each one further enhanced his reputation in the genre and increased his notoriety and popularity among the American public. its cultural past (Duke Ellington. Susie Q. fish fries. The Heat’s On (1966). The last three novels in the series—Cotton Comes to Harlem (1965). and swindles that occur. Himes’s evocation of a sense of place. “Maybe both. stylistic devices. evangelists’ churches. Charlie Chink Dawson. The first two of these were adapted for the screen—Cotton Comes to Harlem (1969) and Come Back Charleston Blue (1972)—and the third. Billy Eckstein. the Apollo Theatre). and the smells and tastes are frequently explored as Himes moves his two detectives through the many greasy spoons that line their beat (at one point in Crazy Kill the author duplicates an entire restaurant menu. stings. Beyond the scores of defiant men who are reminders of the repressed nature of manhood in the inner cities. is not limited to bizarre scenes of physical violence and rage. All of this is done with the aplomb of a tour guide whose knowledge of the terrain is complete and whose understanding of the cultural codes of behavior permits explanation to the uninitiated. Even the apparently comic purposes of character description tend to underscore this perspective (Reverend Short. Humor (if not parody) is reflected in the many unusual names of Himes’s characters: Sassafras.” Grave Digger answers. it is also reflected in the many instances of gullibility motivated by greed which account for the numerous scams. numbers runners. the author gives abundant images of Harlem’s social life (rent parties. is introduced as having a “mouth shaped like that of a catfish” and eyes that “protrude behind his gold-rimmed spectacles like a bug’s under a microscope”). however. H. tragicomic tone alternating with an almost Rabelaisian exuberance characterizes Himes’s descriptions of the sights. Hot Night . Exodus Clay. from “alligator tail and rice” to “sassafrasroot tea”). its economic and political hierarchies (civil servants. and wakes). underworld celebrities). A bittersweet. “Is he crazy or just acting?” asks Sergeant Brody about Reverend Short’s vision. and thematic concerns of the earlier novels. and a pattern of plots distinguished by a marvelous blend of fantasy and realism: a sense of the magically real which lurks beneath the surface of the commonplace. and soapbox orators). the heroin trade.338 100 Masters of Mystery and Detective Fiction cut or whose bodies are maimed are related to this vision of Harlem as a dehumanizing prisonlike world. the homosexual subculture. Himes accomplishes all of this with a remarkable economy of dialogue and language. Pigmeat. professional gamblers. and its peculiar life-styles and institutions (street gangs. rhythms. politicians. from entrees to beverages. reissued in the United States as Hot Day. Even the diverse enticements and rich peculiarities of African American cooking are a part of Harlem’s atmosphere. and sounds of life in Harlem. and Blind Man with a Pistol (1969)—continue the character types. Each one represents a deepening of Himes’s artistic control over his material. and Fishtail Perry.. an astute manipulation of temporal sequence. for example.

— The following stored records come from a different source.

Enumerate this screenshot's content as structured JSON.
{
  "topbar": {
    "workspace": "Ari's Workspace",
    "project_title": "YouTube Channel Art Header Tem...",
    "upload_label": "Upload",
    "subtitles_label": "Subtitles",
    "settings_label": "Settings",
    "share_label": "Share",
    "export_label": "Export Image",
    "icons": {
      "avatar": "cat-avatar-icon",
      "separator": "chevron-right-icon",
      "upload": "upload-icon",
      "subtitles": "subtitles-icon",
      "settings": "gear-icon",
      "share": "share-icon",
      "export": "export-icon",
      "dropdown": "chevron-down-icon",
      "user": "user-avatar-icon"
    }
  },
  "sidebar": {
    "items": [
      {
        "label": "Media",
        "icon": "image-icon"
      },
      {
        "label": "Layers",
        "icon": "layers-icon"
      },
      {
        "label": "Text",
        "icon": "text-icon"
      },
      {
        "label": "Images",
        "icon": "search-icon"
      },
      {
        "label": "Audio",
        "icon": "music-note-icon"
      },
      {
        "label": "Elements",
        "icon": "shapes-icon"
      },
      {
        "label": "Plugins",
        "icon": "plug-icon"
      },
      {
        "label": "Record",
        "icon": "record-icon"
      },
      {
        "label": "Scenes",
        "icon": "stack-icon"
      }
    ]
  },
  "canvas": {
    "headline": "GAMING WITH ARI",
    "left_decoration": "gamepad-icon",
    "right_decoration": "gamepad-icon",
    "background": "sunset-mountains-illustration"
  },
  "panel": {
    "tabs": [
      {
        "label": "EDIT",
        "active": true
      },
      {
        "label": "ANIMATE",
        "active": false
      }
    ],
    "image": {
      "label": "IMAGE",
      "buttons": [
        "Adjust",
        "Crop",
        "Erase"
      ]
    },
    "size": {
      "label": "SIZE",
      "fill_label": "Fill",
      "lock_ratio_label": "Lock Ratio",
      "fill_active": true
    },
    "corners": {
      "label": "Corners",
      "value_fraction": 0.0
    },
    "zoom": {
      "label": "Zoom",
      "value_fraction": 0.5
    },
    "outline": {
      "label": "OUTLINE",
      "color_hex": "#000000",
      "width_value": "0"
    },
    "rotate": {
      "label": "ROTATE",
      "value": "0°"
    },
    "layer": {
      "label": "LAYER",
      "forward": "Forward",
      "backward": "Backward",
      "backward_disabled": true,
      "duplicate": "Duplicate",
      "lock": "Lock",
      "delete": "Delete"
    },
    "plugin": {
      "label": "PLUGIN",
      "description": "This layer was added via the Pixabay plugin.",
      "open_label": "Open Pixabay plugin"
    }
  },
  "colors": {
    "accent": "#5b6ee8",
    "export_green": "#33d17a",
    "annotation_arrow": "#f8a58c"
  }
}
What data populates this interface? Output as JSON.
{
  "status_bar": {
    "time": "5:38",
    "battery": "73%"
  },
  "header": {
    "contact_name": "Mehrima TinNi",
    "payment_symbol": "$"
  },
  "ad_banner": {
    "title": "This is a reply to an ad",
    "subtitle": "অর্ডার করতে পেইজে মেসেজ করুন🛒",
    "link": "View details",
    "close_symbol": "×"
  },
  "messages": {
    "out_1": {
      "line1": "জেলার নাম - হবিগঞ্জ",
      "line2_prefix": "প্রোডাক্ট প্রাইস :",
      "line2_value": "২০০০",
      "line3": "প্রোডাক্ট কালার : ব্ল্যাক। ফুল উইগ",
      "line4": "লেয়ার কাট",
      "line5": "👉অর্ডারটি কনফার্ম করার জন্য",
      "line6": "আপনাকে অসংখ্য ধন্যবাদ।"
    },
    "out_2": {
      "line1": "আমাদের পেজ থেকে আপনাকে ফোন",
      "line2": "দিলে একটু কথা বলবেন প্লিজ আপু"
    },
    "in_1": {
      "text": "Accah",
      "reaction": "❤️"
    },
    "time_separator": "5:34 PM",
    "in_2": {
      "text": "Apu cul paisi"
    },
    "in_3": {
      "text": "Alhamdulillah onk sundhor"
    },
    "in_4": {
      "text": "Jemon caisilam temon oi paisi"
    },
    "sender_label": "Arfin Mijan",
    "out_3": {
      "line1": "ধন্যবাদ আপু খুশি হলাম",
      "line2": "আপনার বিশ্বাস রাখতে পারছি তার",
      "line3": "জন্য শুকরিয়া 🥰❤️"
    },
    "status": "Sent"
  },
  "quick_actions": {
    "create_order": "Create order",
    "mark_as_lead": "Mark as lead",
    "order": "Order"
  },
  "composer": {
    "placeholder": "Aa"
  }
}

was received as the “apotheosis” of Himes’s detective novels. Peter. 1973. New York: Charles Scribner’s Sons. New York: Frederick Ungar.” Western Humanities Review 37 (Autumn. Cotton Comes to Harlem.” In Amistad I.C.” In Native Sons: A Critical Study of Twentieth Century Negro American Authors. Soitos. 1959. Its author was described (on the jacket cover) as “the best black American novelist writing today. 1968. Lonely Crusade. edited by Robin W. 1966. 1972. Pinktoes. Edward. 1969 (also as Hot Day. The Primitive. 1947. Washington. 1970. 1960. 1980. A Case of Rape. 2000.: Howard University Press. The Real Cool Killers. 1983): 191-206. other novels: Run Man Run. 1959. Harris. Chester Himes. Williams. The Ethnic Detective: Chester Himes. Essen. 1976. James. 1968. Williams and Charles H. Sallis. 1960. “In America’s Black Heartland: The Achievement of Chester Himes. “My Man Himes. 1954. 1952. Other major works novels: If He Hollers Let Him Go. 1965. Germany: Verlag Die Blaue Eule. James. Chester Himes: A Life. All Shot Up. The Heat’s On. John A. 1976. 1983. ___________. Columbia: University of Missouri Press. 1957 (also as A Rage in Harlem). Lundquist. Margolies. Milliken. Une Affaire de Viol. My Life of Absurdity: The Autobiography of Chester